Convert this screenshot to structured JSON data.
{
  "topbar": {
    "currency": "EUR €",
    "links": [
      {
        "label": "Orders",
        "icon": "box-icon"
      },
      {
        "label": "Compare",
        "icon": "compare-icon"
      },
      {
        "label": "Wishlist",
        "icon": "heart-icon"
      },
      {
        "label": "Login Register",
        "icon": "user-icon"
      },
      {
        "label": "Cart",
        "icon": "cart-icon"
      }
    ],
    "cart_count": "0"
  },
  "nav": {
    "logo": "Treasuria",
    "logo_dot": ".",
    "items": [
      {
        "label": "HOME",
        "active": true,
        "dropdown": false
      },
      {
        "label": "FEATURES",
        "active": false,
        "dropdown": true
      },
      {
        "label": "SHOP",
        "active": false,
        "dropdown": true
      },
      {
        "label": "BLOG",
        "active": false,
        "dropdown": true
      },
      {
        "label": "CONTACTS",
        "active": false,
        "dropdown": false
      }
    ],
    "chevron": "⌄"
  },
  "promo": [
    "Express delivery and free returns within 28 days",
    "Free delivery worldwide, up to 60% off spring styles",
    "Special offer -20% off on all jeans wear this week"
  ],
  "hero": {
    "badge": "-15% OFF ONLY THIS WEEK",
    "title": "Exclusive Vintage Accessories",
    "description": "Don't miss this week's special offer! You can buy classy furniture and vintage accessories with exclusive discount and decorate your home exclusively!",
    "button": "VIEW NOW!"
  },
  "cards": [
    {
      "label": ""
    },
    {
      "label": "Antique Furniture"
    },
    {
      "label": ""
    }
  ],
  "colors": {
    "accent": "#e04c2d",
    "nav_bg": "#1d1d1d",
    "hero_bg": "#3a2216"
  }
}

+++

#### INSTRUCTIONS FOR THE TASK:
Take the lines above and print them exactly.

#### ANSWER SPACE:
Convert this screenshot to structured JSON data.
{
  "topbar": {
    "currency": "EUR €",
    "links": [
      {
        "label": "Orders",
        "icon": "box-icon"
      },
      {
        "label": "Compare",
        "icon": "compare-icon"
      },
      {
        "label": "Wishlist",
        "icon": "heart-icon"
      },
      {
        "label": "Login Register",
        "icon": "user-icon"
      },
      {
        "label": "Cart",
        "icon": "cart-icon"
      }
    ],
    "cart_count": "0"
  },
  "nav": {
    "logo": "Treasuria",
    "logo_dot": ".",
    "items": [
      {
        "label": "HOME",
        "active": true,
        "dropdown": false
      },
      {
        "label": "FEATURES",
        "active": false,
        "dropdown": true
      },
      {
        "label": "SHOP",
        "active": false,
        "dropdown": true
      },
      {
        "label": "BLOG",
        "active": false,
        "dropdown": true
      },
      {
        "label": "CONTACTS",
        "active": false,
        "dropdown": false
      }
    ],
    "chevron": "⌄"
  },
  "promo": [
    "Express delivery and free returns within 28 days",
    "Free delivery worldwide, up to 60% off spring styles",
    "Special offer -20% off on all jeans wear this week"
  ],
  "hero": {
    "badge": "-15% OFF ONLY THIS WEEK",
    "title": "Exclusive Vintage Accessories",
    "description": "Don't miss this week's special offer! You can buy classy furniture and vintage accessories with exclusive discount and decorate your home exclusively!",
    "button": "VIEW NOW!"
  },
  "cards": [
    {
      "label": ""
    },
    {
      "label": "Antique Furniture"
    },
    {
      "label": ""
    }
  ],
  "colors": {
    "accent": "#e04c2d",
    "nav_bg": "#1d1d1d",
    "hero_bg": "#3a2216"
  }
}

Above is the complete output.